## Activity
Please find every line in the records below that contains the word "transfer", and copy it.

----- Extracted records -----

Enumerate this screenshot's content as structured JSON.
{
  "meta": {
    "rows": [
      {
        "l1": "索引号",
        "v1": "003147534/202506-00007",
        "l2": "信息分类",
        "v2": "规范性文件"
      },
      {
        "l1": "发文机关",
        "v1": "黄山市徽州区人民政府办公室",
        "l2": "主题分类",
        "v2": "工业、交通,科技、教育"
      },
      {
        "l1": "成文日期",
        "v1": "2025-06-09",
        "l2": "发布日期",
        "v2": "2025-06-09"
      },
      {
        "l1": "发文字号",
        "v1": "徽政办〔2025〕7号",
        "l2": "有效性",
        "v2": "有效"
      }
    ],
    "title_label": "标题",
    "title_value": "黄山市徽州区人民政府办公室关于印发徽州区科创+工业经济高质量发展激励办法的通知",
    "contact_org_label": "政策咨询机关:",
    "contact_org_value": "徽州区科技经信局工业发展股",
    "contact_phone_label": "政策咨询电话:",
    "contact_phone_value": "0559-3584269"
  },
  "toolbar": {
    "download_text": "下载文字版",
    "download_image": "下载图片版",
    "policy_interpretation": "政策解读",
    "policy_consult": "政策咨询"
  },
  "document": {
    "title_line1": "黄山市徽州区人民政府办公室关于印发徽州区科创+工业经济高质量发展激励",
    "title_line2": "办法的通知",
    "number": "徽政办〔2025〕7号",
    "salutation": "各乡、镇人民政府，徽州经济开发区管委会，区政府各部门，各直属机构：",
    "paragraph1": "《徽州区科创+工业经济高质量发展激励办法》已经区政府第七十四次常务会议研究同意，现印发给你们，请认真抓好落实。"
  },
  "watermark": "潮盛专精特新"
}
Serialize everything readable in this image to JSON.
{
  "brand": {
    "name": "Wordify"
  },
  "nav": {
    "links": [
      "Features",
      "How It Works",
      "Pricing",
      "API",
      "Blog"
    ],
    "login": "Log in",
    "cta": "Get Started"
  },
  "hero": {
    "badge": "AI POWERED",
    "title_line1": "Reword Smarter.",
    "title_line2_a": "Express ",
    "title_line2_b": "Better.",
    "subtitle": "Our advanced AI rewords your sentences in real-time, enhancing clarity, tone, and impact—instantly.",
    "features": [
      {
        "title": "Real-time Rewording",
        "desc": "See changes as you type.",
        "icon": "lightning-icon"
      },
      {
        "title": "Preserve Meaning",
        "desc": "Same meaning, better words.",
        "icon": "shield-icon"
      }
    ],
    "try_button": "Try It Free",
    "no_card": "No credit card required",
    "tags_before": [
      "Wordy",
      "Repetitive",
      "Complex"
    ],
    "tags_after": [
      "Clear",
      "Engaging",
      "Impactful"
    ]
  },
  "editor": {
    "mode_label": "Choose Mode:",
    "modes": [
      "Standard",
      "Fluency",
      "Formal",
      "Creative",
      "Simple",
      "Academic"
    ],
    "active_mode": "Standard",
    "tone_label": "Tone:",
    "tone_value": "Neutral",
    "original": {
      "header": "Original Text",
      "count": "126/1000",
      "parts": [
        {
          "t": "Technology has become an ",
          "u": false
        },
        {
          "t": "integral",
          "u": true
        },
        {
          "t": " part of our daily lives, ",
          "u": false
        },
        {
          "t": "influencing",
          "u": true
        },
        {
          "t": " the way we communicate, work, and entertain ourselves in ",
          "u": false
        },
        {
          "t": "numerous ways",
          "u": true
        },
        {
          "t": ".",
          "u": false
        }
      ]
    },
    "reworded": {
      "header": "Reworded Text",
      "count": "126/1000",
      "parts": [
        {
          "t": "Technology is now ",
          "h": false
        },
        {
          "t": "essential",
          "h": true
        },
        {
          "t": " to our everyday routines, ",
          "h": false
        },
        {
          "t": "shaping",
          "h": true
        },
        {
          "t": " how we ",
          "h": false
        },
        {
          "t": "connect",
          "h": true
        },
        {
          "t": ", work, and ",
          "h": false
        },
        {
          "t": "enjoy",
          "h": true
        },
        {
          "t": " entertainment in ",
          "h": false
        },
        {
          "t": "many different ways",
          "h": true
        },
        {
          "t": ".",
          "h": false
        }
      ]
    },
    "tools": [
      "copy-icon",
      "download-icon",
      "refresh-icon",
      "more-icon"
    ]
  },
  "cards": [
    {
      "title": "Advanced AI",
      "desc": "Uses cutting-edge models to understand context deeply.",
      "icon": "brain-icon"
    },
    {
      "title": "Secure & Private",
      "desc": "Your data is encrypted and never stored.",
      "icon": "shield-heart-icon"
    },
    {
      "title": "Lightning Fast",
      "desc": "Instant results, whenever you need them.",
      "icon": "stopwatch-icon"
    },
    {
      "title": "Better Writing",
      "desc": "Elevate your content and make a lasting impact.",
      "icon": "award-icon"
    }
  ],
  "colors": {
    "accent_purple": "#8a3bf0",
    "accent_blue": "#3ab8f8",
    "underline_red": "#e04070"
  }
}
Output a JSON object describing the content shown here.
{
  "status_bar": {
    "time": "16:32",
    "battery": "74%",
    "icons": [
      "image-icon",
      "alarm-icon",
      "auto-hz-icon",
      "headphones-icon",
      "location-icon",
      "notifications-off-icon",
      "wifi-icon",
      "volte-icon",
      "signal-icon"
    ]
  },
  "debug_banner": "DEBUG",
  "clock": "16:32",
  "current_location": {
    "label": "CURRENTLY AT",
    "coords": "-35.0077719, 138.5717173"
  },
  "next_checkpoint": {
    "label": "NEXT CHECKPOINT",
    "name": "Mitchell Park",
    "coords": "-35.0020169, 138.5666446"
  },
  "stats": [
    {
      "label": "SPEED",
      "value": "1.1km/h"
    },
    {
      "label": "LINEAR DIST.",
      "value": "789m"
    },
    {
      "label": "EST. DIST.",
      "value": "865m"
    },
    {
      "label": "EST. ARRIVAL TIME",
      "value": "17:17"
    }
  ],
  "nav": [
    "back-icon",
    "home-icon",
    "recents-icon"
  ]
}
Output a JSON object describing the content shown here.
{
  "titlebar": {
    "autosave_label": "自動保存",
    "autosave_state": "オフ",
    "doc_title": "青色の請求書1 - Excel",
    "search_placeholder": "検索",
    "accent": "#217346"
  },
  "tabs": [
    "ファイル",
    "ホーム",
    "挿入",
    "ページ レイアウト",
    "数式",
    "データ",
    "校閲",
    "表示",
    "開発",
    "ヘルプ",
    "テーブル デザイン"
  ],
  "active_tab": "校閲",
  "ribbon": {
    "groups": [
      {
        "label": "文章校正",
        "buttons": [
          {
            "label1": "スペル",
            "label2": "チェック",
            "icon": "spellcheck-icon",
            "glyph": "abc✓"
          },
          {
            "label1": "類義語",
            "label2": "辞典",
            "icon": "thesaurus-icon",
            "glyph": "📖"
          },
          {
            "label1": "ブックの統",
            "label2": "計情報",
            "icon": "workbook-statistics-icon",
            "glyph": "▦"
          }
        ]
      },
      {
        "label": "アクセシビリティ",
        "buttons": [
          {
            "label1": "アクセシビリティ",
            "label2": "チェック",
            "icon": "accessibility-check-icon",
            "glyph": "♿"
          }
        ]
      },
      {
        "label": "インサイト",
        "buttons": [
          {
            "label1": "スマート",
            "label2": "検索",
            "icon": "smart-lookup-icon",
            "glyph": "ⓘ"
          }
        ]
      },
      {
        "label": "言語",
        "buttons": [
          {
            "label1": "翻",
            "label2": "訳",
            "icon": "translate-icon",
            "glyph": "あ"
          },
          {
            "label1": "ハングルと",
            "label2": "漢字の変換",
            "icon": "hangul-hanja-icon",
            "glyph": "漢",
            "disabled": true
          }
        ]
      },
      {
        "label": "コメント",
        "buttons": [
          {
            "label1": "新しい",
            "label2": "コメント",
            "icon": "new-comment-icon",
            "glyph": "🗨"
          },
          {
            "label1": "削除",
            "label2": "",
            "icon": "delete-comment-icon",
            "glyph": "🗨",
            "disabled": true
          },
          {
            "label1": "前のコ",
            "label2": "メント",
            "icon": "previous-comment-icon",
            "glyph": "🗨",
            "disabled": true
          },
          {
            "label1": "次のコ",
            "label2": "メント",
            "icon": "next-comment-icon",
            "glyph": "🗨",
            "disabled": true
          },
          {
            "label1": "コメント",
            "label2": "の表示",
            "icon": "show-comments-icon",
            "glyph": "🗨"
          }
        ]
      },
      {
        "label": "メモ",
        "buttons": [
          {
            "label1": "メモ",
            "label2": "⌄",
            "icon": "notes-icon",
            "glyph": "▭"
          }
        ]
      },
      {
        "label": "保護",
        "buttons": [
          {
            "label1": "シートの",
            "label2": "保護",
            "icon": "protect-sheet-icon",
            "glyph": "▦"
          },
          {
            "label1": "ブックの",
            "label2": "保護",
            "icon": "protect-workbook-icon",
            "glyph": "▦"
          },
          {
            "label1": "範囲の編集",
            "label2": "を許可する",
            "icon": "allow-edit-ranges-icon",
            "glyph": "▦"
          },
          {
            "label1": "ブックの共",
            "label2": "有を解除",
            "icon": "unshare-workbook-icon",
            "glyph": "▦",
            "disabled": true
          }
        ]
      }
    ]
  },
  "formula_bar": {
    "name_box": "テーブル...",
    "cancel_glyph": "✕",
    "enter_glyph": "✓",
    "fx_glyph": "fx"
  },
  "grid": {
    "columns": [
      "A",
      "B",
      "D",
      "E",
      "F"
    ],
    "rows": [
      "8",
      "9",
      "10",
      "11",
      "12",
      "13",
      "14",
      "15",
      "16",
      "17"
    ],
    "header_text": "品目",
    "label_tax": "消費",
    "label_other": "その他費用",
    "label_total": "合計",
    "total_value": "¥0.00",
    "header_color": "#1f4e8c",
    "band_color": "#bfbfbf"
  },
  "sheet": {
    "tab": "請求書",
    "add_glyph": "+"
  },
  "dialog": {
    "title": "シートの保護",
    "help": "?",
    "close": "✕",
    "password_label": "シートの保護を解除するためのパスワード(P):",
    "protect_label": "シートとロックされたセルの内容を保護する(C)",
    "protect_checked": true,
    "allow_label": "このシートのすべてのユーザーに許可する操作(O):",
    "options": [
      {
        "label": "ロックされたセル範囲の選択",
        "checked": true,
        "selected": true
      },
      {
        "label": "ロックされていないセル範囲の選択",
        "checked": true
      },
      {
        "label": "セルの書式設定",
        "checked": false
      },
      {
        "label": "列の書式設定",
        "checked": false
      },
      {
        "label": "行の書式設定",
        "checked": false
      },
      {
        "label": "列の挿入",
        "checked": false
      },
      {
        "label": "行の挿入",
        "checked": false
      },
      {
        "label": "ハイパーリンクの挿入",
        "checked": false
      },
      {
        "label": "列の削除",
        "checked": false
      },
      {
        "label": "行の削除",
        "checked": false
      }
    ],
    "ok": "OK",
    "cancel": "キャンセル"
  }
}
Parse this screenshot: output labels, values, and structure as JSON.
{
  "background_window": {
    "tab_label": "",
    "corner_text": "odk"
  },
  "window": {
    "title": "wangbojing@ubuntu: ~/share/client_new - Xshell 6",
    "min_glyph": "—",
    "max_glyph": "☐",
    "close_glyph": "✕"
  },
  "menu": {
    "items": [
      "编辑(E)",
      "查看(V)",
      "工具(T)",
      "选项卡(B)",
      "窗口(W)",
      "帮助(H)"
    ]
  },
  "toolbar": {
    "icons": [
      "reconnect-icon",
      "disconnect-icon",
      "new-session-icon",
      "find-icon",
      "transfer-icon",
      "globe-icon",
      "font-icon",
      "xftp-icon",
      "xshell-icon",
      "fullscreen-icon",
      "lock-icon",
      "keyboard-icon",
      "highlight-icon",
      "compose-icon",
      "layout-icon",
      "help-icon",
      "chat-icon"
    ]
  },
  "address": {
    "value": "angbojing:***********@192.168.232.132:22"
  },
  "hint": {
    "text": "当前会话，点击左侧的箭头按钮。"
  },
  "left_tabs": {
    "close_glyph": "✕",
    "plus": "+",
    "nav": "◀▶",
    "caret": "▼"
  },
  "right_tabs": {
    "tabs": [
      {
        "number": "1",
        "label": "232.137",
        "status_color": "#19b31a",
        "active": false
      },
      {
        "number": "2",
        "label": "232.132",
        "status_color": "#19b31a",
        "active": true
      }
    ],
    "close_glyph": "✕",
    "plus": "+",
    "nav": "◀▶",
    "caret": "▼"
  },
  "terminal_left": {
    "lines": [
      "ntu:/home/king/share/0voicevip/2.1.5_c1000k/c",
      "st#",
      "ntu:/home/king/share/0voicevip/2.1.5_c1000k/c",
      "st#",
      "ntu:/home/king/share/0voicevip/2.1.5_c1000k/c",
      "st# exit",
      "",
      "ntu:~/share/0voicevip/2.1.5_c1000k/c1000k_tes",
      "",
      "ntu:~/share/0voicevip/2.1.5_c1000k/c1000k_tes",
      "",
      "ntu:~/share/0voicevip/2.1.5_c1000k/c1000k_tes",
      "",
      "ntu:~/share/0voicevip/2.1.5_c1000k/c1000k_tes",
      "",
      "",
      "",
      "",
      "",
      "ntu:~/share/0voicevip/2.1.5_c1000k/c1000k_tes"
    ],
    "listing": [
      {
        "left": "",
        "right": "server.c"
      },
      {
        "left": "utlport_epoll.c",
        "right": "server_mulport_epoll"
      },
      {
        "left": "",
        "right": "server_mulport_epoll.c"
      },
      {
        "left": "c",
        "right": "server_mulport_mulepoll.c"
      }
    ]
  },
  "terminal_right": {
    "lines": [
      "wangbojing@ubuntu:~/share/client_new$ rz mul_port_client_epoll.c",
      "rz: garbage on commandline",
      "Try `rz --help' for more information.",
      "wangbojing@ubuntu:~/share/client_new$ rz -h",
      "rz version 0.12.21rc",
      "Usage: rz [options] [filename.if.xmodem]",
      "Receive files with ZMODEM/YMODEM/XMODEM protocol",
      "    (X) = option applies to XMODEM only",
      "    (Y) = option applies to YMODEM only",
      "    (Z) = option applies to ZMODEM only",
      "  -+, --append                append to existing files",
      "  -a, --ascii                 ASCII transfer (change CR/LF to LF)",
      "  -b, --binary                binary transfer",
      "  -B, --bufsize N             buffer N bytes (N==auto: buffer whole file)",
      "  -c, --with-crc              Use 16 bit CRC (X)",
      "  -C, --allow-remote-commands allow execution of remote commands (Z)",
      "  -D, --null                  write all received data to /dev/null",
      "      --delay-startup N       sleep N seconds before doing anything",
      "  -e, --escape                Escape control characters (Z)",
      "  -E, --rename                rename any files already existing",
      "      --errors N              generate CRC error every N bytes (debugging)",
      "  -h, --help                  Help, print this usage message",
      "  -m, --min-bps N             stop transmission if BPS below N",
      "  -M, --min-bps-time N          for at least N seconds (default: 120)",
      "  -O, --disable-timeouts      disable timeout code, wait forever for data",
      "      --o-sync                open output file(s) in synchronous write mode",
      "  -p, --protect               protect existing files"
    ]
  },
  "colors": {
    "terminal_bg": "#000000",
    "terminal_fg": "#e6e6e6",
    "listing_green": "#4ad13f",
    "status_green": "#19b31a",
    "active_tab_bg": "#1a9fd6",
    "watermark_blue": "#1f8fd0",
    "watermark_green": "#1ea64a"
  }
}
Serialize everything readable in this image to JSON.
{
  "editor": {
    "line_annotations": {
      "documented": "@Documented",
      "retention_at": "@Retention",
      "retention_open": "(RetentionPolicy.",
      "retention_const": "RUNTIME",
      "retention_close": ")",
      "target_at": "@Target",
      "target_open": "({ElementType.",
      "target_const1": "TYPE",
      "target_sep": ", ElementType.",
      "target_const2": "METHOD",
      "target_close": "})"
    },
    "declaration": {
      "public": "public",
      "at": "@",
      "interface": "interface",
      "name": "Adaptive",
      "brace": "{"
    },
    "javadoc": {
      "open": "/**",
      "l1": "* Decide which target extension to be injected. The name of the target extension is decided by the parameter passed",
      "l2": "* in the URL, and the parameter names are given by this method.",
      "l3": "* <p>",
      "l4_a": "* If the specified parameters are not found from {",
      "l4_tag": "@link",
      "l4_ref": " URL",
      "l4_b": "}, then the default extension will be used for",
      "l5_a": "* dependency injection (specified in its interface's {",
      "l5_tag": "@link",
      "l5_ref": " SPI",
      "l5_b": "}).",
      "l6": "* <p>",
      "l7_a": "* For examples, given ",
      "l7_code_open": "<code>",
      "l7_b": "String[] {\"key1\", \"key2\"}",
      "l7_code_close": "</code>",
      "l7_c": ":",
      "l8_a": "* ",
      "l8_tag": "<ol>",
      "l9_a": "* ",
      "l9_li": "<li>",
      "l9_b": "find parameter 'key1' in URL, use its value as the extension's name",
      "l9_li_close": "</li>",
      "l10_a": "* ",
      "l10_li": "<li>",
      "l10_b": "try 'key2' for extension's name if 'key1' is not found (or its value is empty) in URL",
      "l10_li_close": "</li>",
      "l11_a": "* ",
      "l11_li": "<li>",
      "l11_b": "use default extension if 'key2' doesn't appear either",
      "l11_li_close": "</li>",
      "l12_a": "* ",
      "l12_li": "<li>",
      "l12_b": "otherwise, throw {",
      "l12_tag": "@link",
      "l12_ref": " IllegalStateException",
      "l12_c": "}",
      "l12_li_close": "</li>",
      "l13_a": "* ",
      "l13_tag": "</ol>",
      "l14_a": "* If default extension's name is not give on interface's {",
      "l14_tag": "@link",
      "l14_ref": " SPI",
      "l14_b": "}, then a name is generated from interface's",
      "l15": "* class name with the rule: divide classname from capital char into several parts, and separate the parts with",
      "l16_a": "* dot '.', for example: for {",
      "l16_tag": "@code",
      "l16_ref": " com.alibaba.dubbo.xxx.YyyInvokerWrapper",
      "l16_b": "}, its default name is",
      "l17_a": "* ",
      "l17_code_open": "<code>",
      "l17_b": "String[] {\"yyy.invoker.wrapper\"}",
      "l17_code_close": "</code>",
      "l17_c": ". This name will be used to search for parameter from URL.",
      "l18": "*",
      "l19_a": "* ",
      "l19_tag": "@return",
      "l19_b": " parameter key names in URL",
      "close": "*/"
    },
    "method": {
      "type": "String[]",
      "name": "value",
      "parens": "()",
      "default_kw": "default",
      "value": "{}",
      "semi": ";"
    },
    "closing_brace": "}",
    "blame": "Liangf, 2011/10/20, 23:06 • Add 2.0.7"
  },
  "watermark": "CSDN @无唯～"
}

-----

## Answer to this problem
      "transfer-icon",
      "  -a, --ascii                 ASCII transfer (change CR/LF to LF)",
      "  -b, --binary                binary transfer",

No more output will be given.